 When it comes to the aesthetics of movies, my first response is: "It's the story, stupid!" For me, if I don't find the plot interesting or identify with the characters portrayed, my interest soon diminishes. Of course, how a filmmaker engages us into the plot is determined by a variety of factors: the acting may be superb, the visuals stunning, the editing seamless or interestingly quirky, the drama riveting, or the suspense overwhelming. As a scientist, I try to analyze these rather subjective features by developing a framework for a research program. Toward this end, I've come up with a simple scheme that captures the psychological features of our movie experience, which I call the I-SKE model. The name is an acronym for what I believe are four essential components of our aesthetic response to movies: the intention (I) of the filmmaker and three psychological components of the viewer, sensation, knowledge, and emotion (SKE). 

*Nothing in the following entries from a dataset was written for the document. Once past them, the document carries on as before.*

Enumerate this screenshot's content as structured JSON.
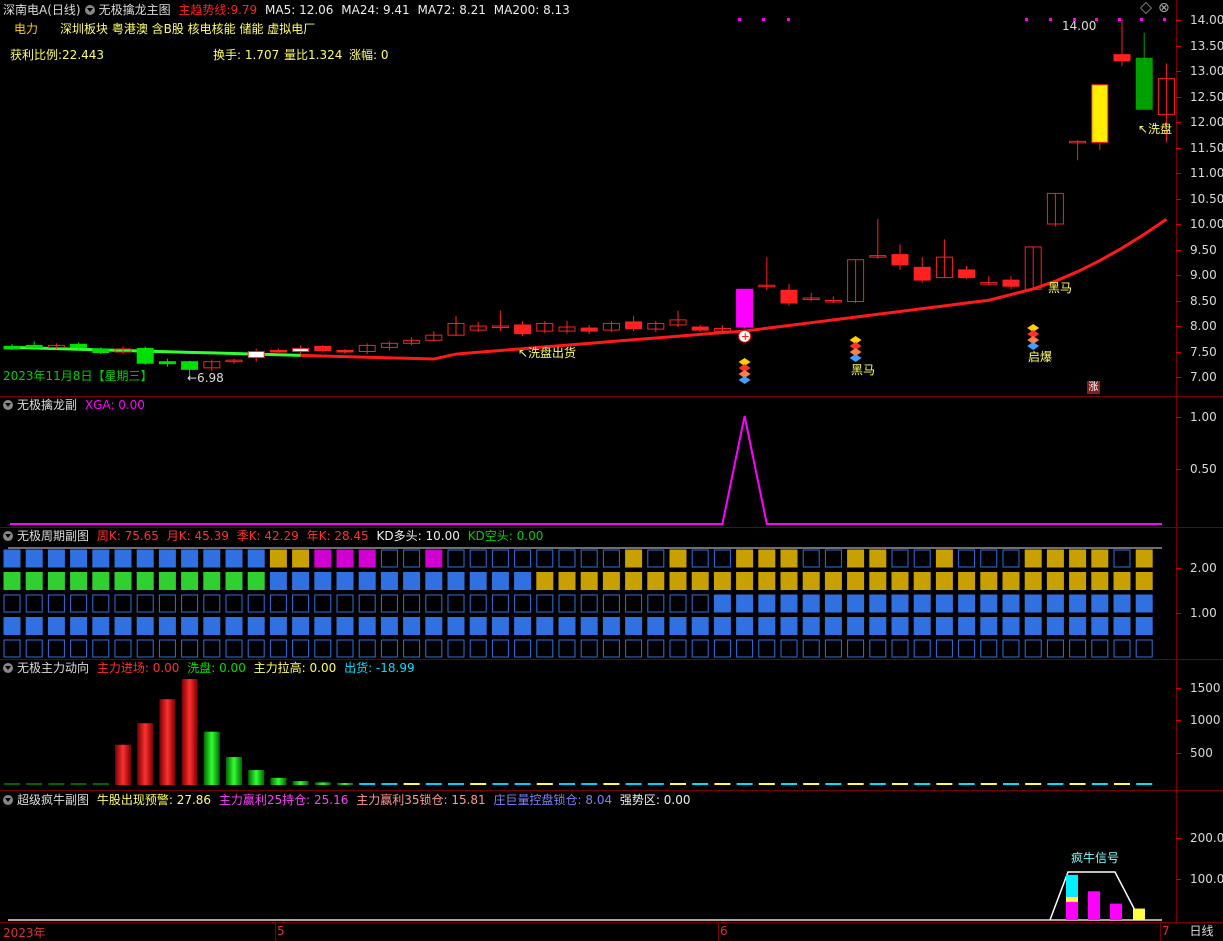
{
  "main": {
    "stock_title": "深南电A(日线)",
    "indicator_name": "无极擒龙主图",
    "trend_label": "主趋势线:",
    "trend_value": "9.79",
    "ma5": "MA5: 12.06",
    "ma24": "MA24: 9.41",
    "ma72": "MA72: 8.21",
    "ma200": "MA200: 8.13",
    "sector_name": "电力",
    "concepts": "深圳板块  粤港澳 含B股 核电核能 储能 虚拟电厂",
    "profit_ratio": "获利比例:22.443",
    "turnover": "换手: 1.707",
    "volume_ratio": "量比1.324",
    "change": "涨幅: 0",
    "date_label": "2023年11月8日【星期三】",
    "low_price_label": "←6.98",
    "high_price_label": "14.00",
    "annotations": {
      "wash_out": "↖洗盘出货",
      "wash": "↖洗盘",
      "dark_horse": "黑马",
      "dark_horse2": "黑马",
      "explode": "启爆",
      "limit_up": "涨"
    },
    "y_ticks": [
      "14.00",
      "13.50",
      "13.00",
      "12.50",
      "12.00",
      "11.50",
      "11.00",
      "10.50",
      "10.00",
      "9.50",
      "9.00",
      "8.50",
      "8.00",
      "7.50",
      "7.00"
    ],
    "colors": {
      "up": "#ff2020",
      "down": "#00d000",
      "trend": "#ff1a1a",
      "accent": "#ff00ff"
    }
  },
  "panel_xga": {
    "name": "无极擒龙副",
    "value_label": "XGA: 0.00",
    "y_ticks": [
      "1.00",
      "0.50"
    ]
  },
  "panel_cycle": {
    "name": "无极周期副图",
    "week_k": "周K: 75.65",
    "month_k": "月K: 45.39",
    "season_k": "季K: 42.29",
    "year_k": "年K: 28.45",
    "kd_long": "KD多头: 10.00",
    "kd_short": "KD空头: 0.00",
    "y_ticks": [
      "2.00",
      "1.00"
    ]
  },
  "panel_force": {
    "name": "无极主力动向",
    "enter": "主力进场: 0.00",
    "wash": "洗盘: 0.00",
    "pull": "主力拉高: 0.00",
    "ship": "出货: -18.99",
    "y_ticks": [
      "1500",
      "1000",
      "500"
    ]
  },
  "panel_bull": {
    "name": "超级疯牛副图",
    "warn": "牛股出现预警: 27.86",
    "profit25": "主力赢利25持仓: 25.16",
    "profit35": "主力赢利35锁仓: 15.81",
    "control": "庄巨量控盘锁仓: 8.04",
    "strong": "强势区: 0.00",
    "signal": "疯牛信号",
    "y_ticks": [
      "200.0",
      "100.0"
    ]
  },
  "timeline": {
    "year": "2023年",
    "m5": "5",
    "m6": "6",
    "m7": "7",
    "period_button": "日线"
  },
  "chart_data": {
    "type": "candlestick",
    "ohlc": [
      [
        7.6,
        7.55,
        7.53,
        7.65
      ],
      [
        7.62,
        7.58,
        7.53,
        7.7
      ],
      [
        7.58,
        7.62,
        7.55,
        7.66
      ],
      [
        7.64,
        7.58,
        7.53,
        7.68
      ],
      [
        7.55,
        7.48,
        7.45,
        7.58
      ],
      [
        7.49,
        7.55,
        7.45,
        7.6
      ],
      [
        7.56,
        7.27,
        7.24,
        7.6
      ],
      [
        7.3,
        7.26,
        7.2,
        7.36
      ],
      [
        7.3,
        7.15,
        6.98,
        7.32
      ],
      [
        7.18,
        7.3,
        7.12,
        7.34
      ],
      [
        7.32,
        7.33,
        7.26,
        7.36
      ],
      [
        7.38,
        7.5,
        7.3,
        7.56
      ],
      [
        7.52,
        7.5,
        7.45,
        7.56
      ],
      [
        7.5,
        7.56,
        7.45,
        7.62
      ],
      [
        7.6,
        7.52,
        7.48,
        7.62
      ],
      [
        7.52,
        7.5,
        7.45,
        7.55
      ],
      [
        7.5,
        7.62,
        7.45,
        7.66
      ],
      [
        7.58,
        7.66,
        7.52,
        7.7
      ],
      [
        7.66,
        7.72,
        7.62,
        7.78
      ],
      [
        7.72,
        7.82,
        7.7,
        7.9
      ],
      [
        7.82,
        8.05,
        7.8,
        8.2
      ],
      [
        7.92,
        8.0,
        7.88,
        8.08
      ],
      [
        7.98,
        8.0,
        7.9,
        8.3
      ],
      [
        8.02,
        7.85,
        7.8,
        8.1
      ],
      [
        7.9,
        8.05,
        7.86,
        8.1
      ],
      [
        7.9,
        7.98,
        7.85,
        8.1
      ],
      [
        7.96,
        7.9,
        7.84,
        8.02
      ],
      [
        7.92,
        8.05,
        7.88,
        8.1
      ],
      [
        8.08,
        7.95,
        7.9,
        8.2
      ],
      [
        7.94,
        8.05,
        7.88,
        8.1
      ],
      [
        8.02,
        8.12,
        7.98,
        8.3
      ],
      [
        7.98,
        7.92,
        7.88,
        8.02
      ],
      [
        7.9,
        7.95,
        7.88,
        8.02
      ],
      [
        7.98,
        8.72,
        7.95,
        8.72
      ],
      [
        8.78,
        8.8,
        8.7,
        9.35
      ],
      [
        8.7,
        8.45,
        8.4,
        8.82
      ],
      [
        8.52,
        8.55,
        8.48,
        8.65
      ],
      [
        8.48,
        8.5,
        8.45,
        8.58
      ],
      [
        8.48,
        9.3,
        8.45,
        9.3
      ],
      [
        9.35,
        9.38,
        9.32,
        10.1
      ],
      [
        9.4,
        9.2,
        9.1,
        9.6
      ],
      [
        9.15,
        8.9,
        8.85,
        9.35
      ],
      [
        8.95,
        9.35,
        8.95,
        9.7
      ],
      [
        9.1,
        8.95,
        8.92,
        9.18
      ],
      [
        8.85,
        8.85,
        8.8,
        8.98
      ],
      [
        8.9,
        8.78,
        8.72,
        8.98
      ],
      [
        8.72,
        9.55,
        8.72,
        9.55
      ],
      [
        10.0,
        10.6,
        9.95,
        10.6
      ],
      [
        11.6,
        11.62,
        11.25,
        11.65
      ],
      [
        11.6,
        12.73,
        11.45,
        12.73
      ],
      [
        13.32,
        13.2,
        13.1,
        14.0
      ],
      [
        13.25,
        12.25,
        12.25,
        13.75
      ],
      [
        12.15,
        12.85,
        11.6,
        13.15
      ]
    ],
    "trend_line": "MA trend (red) rising from ~7.45 to ~10.10",
    "xga": "spike to 1.00 at the 34th bar, 0 elsewhere",
    "force_bars": [
      5,
      5,
      5,
      5,
      5,
      620,
      950,
      1320,
      1630,
      820,
      430,
      230,
      110,
      60,
      40,
      20,
      15,
      12,
      10,
      8,
      8,
      8,
      8,
      8,
      8,
      8,
      8,
      8,
      8,
      8,
      8,
      8,
      8,
      8,
      8,
      8,
      8,
      8,
      8,
      8,
      8,
      8,
      8,
      8,
      8,
      8,
      8,
      8,
      8,
      8,
      8,
      8
    ],
    "bull_bars": [
      0,
      0,
      0,
      0,
      0,
      0,
      0,
      0,
      0,
      0,
      0,
      0,
      0,
      0,
      0,
      0,
      0,
      0,
      0,
      0,
      0,
      0,
      0,
      0,
      0,
      0,
      0,
      0,
      0,
      0,
      0,
      0,
      0,
      0,
      0,
      0,
      0,
      0,
      0,
      0,
      0,
      0,
      0,
      0,
      0,
      0,
      0,
      0,
      110,
      70,
      40,
      27.86
    ]
  }
}
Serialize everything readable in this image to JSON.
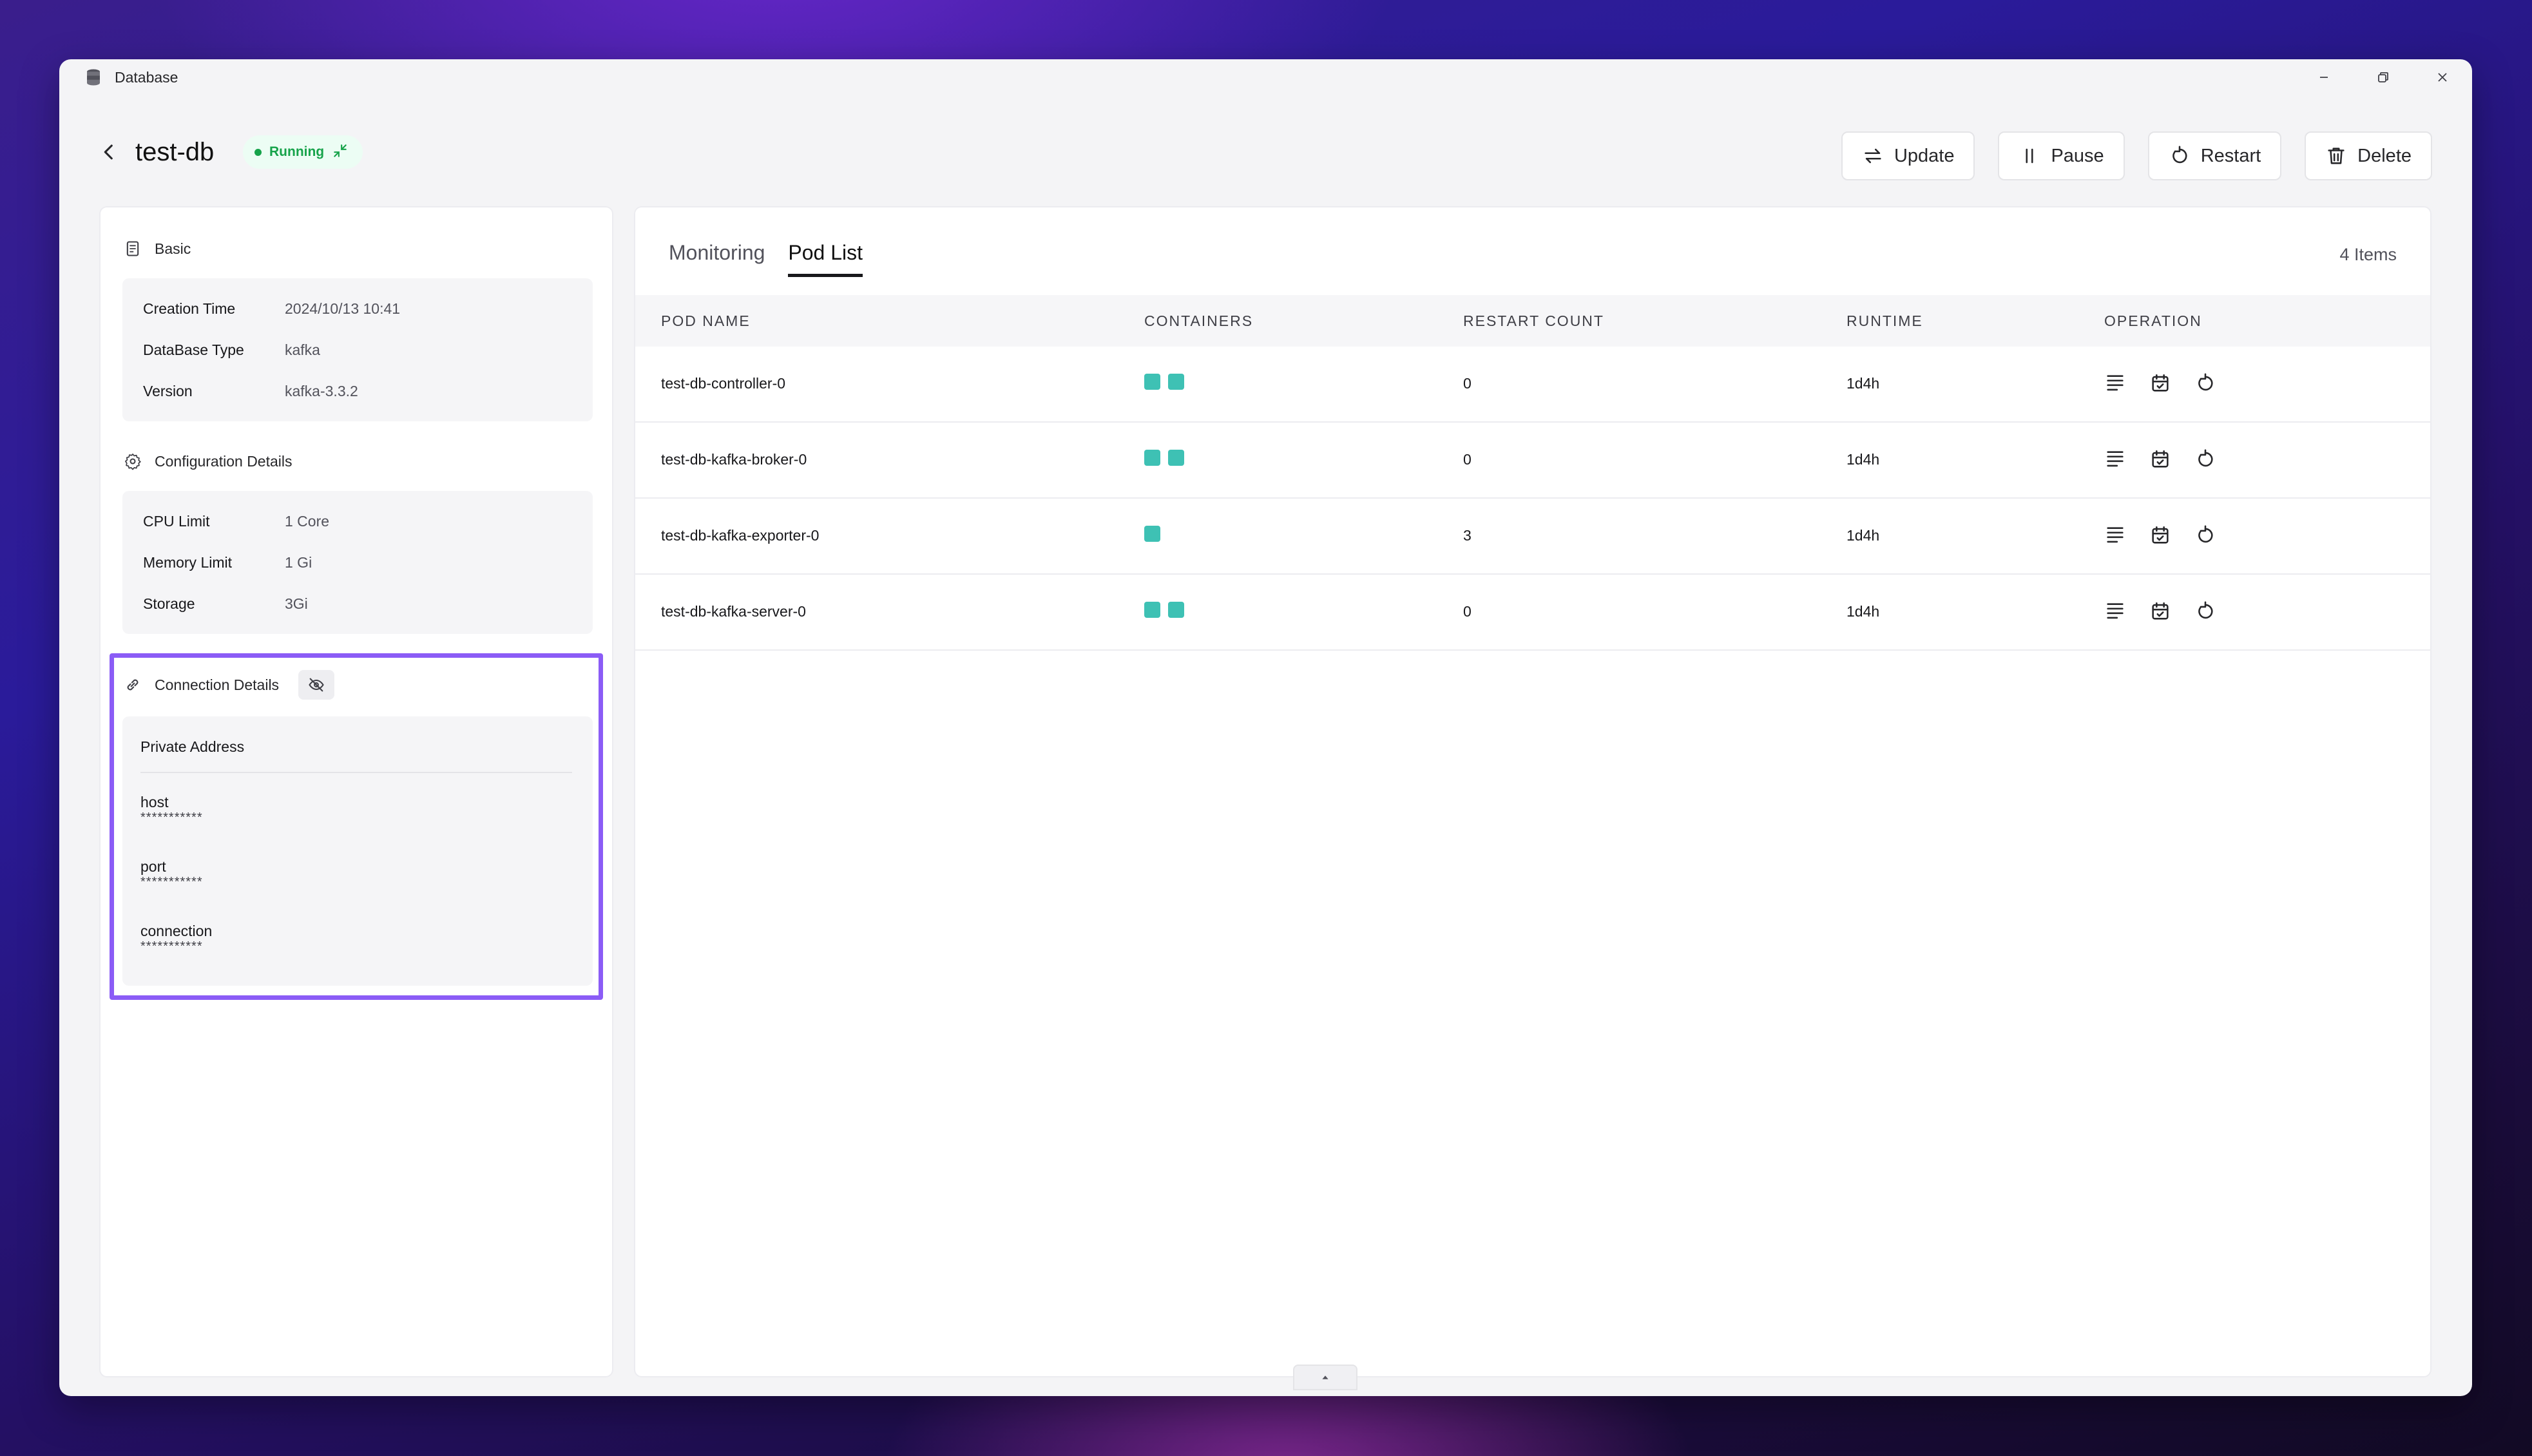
{
  "window": {
    "title": "Database",
    "app_icon": "database-icon"
  },
  "header": {
    "title": "test-db",
    "status": {
      "label": "Running",
      "color": "#16a34a"
    },
    "actions": [
      {
        "label": "Update",
        "icon": "swap-icon"
      },
      {
        "label": "Pause",
        "icon": "pause-icon"
      },
      {
        "label": "Restart",
        "icon": "restart-icon"
      },
      {
        "label": "Delete",
        "icon": "trash-icon"
      }
    ]
  },
  "basic": {
    "title": "Basic",
    "items": [
      {
        "key": "Creation Time",
        "value": "2024/10/13 10:41"
      },
      {
        "key": "DataBase Type",
        "value": "kafka"
      },
      {
        "key": "Version",
        "value": "kafka-3.3.2"
      }
    ]
  },
  "config": {
    "title": "Configuration Details",
    "items": [
      {
        "key": "CPU Limit",
        "value": "1 Core"
      },
      {
        "key": "Memory Limit",
        "value": "1 Gi"
      },
      {
        "key": "Storage",
        "value": "3Gi"
      }
    ]
  },
  "connection": {
    "title": "Connection Details",
    "section_label": "Private Address",
    "fields": [
      {
        "label": "host",
        "value": "***********"
      },
      {
        "label": "port",
        "value": "***********"
      },
      {
        "label": "connection",
        "value": "***********"
      }
    ],
    "highlight_color": "#8b5cf6"
  },
  "pods": {
    "tabs": [
      {
        "label": "Monitoring"
      },
      {
        "label": "Pod List"
      }
    ],
    "active_tab": "Pod List",
    "count_label": "4 Items",
    "columns": [
      "POD NAME",
      "CONTAINERS",
      "RESTART COUNT",
      "RUNTIME",
      "OPERATION"
    ],
    "rows": [
      {
        "name": "test-db-controller-0",
        "containers": 2,
        "restart_count": "0",
        "runtime": "1d4h"
      },
      {
        "name": "test-db-kafka-broker-0",
        "containers": 2,
        "restart_count": "0",
        "runtime": "1d4h"
      },
      {
        "name": "test-db-kafka-exporter-0",
        "containers": 1,
        "restart_count": "3",
        "runtime": "1d4h"
      },
      {
        "name": "test-db-kafka-server-0",
        "containers": 2,
        "restart_count": "0",
        "runtime": "1d4h"
      }
    ],
    "container_color": "#3ec1b4"
  }
}
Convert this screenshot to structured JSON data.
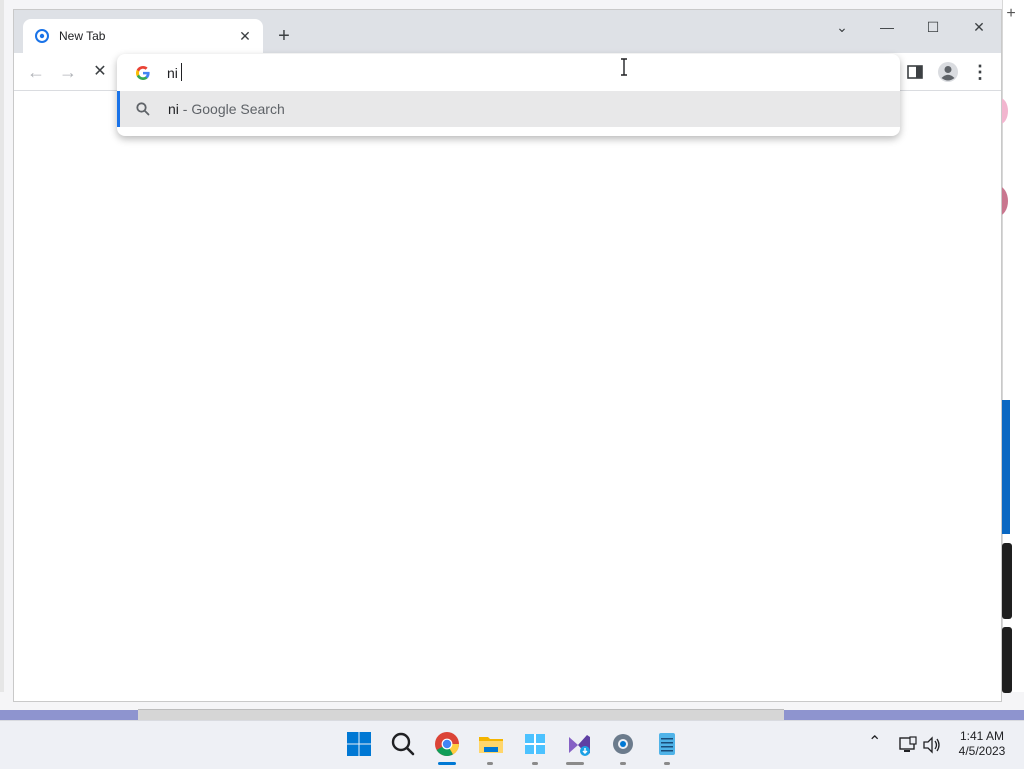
{
  "browser": {
    "tab": {
      "title": "New Tab",
      "close_glyph": "✕"
    },
    "new_tab_glyph": "+",
    "window_controls": {
      "dropdown_glyph": "⌄",
      "minimize_glyph": "—",
      "maximize_glyph": "☐",
      "close_glyph": "✕"
    },
    "nav": {
      "back_glyph": "←",
      "forward_glyph": "→",
      "stop_glyph": "✕"
    },
    "omnibox": {
      "value": "ni",
      "suggestion": {
        "query": "ni",
        "separator": " - ",
        "source": "Google Search"
      }
    },
    "toolbar_right": {
      "side_panel_icon": "side-panel-icon",
      "profile_icon": "profile-icon",
      "menu_glyph": "⋮"
    }
  },
  "desktop": {
    "edge_glyph": "+"
  },
  "taskbar": {
    "apps": [
      "start",
      "search",
      "chrome",
      "file-explorer",
      "windows-app",
      "visual-studio-installer",
      "settings",
      "notepad"
    ],
    "tray": {
      "chevron_glyph": "⌃"
    },
    "clock": {
      "time": "1:41 AM",
      "date": "4/5/2023"
    }
  },
  "colors": {
    "accent": "#1a73e8",
    "tabstrip": "#dee1e6",
    "taskbar": "#eef0f5"
  }
}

 I initially developed the I-SKE model to describe our aesthetic response to visual art (e.g., paintings, photography). In my upcoming book, Experiencing Art: In the Brain of the BeholderI cover the I-SKE model in detail. With respect to movies, filmmakers can play on our audiovisual experience (sensations), make us think about the world in new ways (knowledge), and of course instill a variety of feelings and empathetic responses (emotion). According to the I-SKE model, when these three components are at their heights we experience that "wow" feeling or say as the movie credits roll, "that was fantastic!" These components may also interact and enhance each other. 

 My goal for this blog is to consider the ways in which movies impinge on our sensations, knowledge, and emotions, and as a result drive our interest and enjoyment. I will discuss scientific findings that help us understand how movies work. Although we readily consider sensations and emotions as part of our aesthetic response to an artwork, we don't always think that knowledge plays an important role. Yet our personal and cultural background is always in play, and I hope to pay special attention to the influence of prior knowledge on our movie experience. For example, if you have seen The Hobbit: An Unexpected Journey in HFR (high frame rate), you may have, like me, been reminded of watching a cheesy soap opera or old BBC TV program. Why does the sensory experience of HFR give this impression of the past? 

See the next blog entry...